CoMSES Net maintains cyberinfrastructure to foster FAIR data principles for access to and (re)use of computational models. Model authors can publish their model code in the Computational Model Library with documentation, metadata, and data dependencies and support these FAIR data principles as well as best practices for software citation. Model authors can also request that their model code be peer reviewed to receive a DOI. All users of models published in the library must cite model authors when they use and benefit from their code.
Please check out our model archive tutorial or contact us if you have any questions or concerns about archiving your model.
CoMSES Net also maintains a curated database of over 7500 publications of agent-based and individual based models with additional metadata on availability of code and bibliometric information on the landscape of ABM/IBM publications that we welcome you to explore.
The model examines the dynamics of herd growth in African pastoral systems.
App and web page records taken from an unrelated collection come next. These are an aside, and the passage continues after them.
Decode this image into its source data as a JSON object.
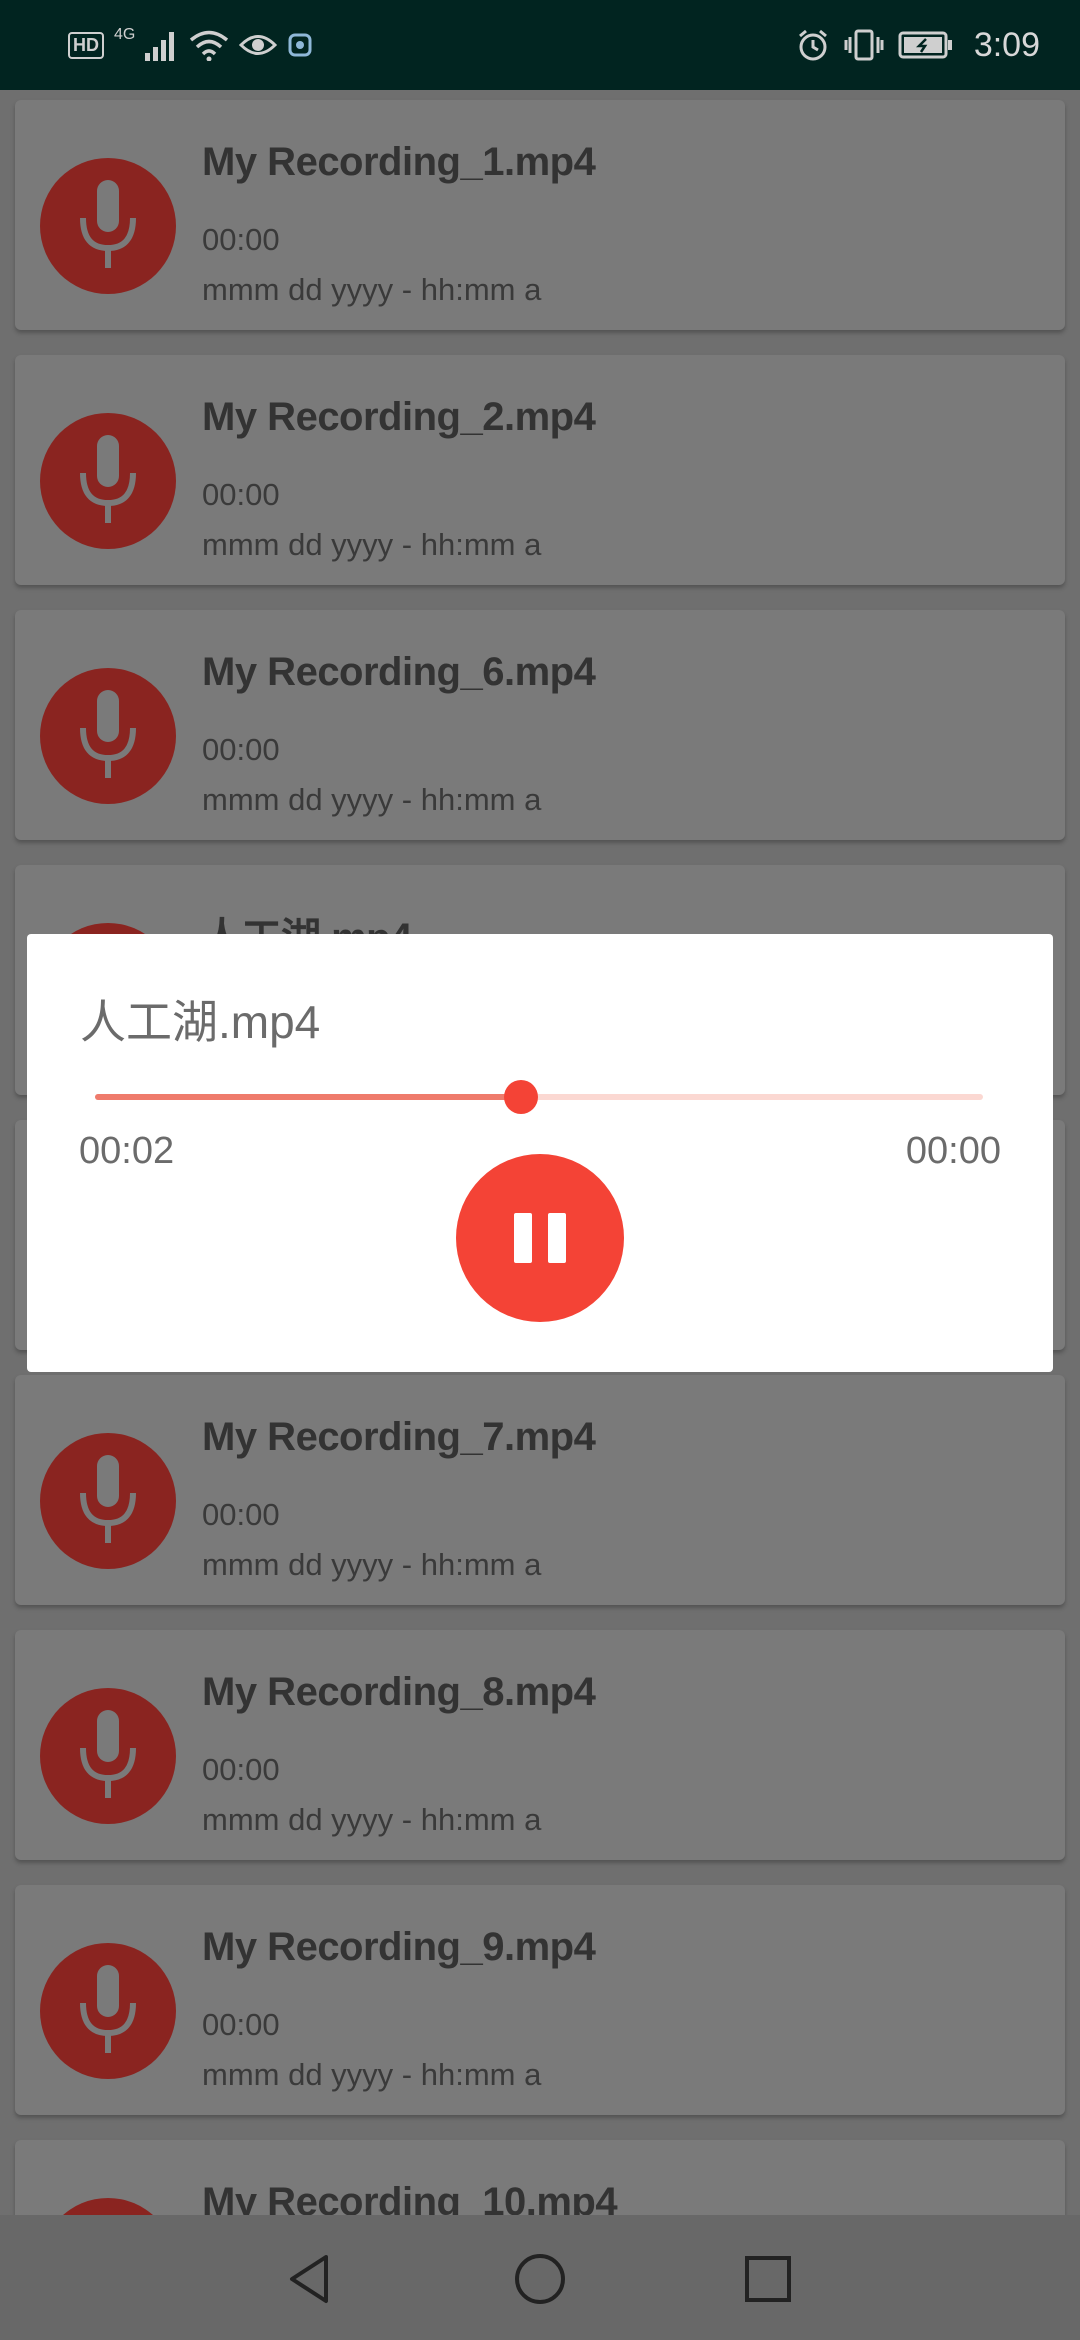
{
  "status_bar": {
    "hd": "HD",
    "network": "4G",
    "time": "3:09"
  },
  "recordings": [
    {
      "title": "My Recording_1.mp4",
      "duration": "00:00",
      "date": "mmm dd yyyy - hh:mm a"
    },
    {
      "title": "My Recording_2.mp4",
      "duration": "00:00",
      "date": "mmm dd yyyy - hh:mm a"
    },
    {
      "title": "My Recording_6.mp4",
      "duration": "00:00",
      "date": "mmm dd yyyy - hh:mm a"
    },
    {
      "title": "人工湖.mp4",
      "duration": "",
      "date": ""
    },
    {
      "title": "",
      "duration": "",
      "date": ""
    },
    {
      "title": "My Recording_7.mp4",
      "duration": "00:00",
      "date": "mmm dd yyyy - hh:mm a"
    },
    {
      "title": "My Recording_8.mp4",
      "duration": "00:00",
      "date": "mmm dd yyyy - hh:mm a"
    },
    {
      "title": "My Recording_9.mp4",
      "duration": "00:00",
      "date": "mmm dd yyyy - hh:mm a"
    },
    {
      "title": "My Recording_10.mp4",
      "duration": "",
      "date": ""
    }
  ],
  "player": {
    "title": "人工湖.mp4",
    "current_time": "00:02",
    "total_time": "00:00",
    "progress": 0.48
  },
  "colors": {
    "accent": "#f44336",
    "avatar_dimmed": "#8a2420",
    "status_bar": "#012420"
  },
  "icons": {
    "avatar": "microphone-icon",
    "player_control": "pause-icon",
    "nav": [
      "back-icon",
      "home-icon",
      "recents-icon"
    ]
  }
}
We used it to examine the role of scale (herd size) stochasticity (in mortality, fertility, and offtake) on herd growth.
The FishCensus model simulates underwater visual census methods, where a diver estimates the abundance of fish. A separate model is used to shape species behaviours and save them to a file that can be shared and used by the counting model.
Diet breadth is a classic optimal foraging theory (OFT) model from human behavioral ecology (HBE). Different resources, ranked according to their food value and processing costs, are distributed in th
This is a relatively simple foraging-radius model, as described first by Robert Kelly, that allows one to quantify the effect of increased logistical mobility (as represented by increased effective foraging radius, r_e) on the likelihood that 2 randomly placed central place foragers will encounter one another within 5000 time steps.
This model is a replication of that described by Peterson (2002) and illustrates the ‘spread’ feedback loop type described in Millington (2013).
A simple model to assess the effect of connectivity on interacting species (i.e. predator-prey type)
Biobehavioral interactions between two populations under different movement strategies.
Simulates impacts of ants killing colony mates when in conflict with another nest. The murder rate is adjustable, and the environmental change is variable. The colonies employ social learning so knowledge diffusion proceeds if interactions occur.
NetLogo model of patch choice model from optimal foraging theory (human behavioral ecology).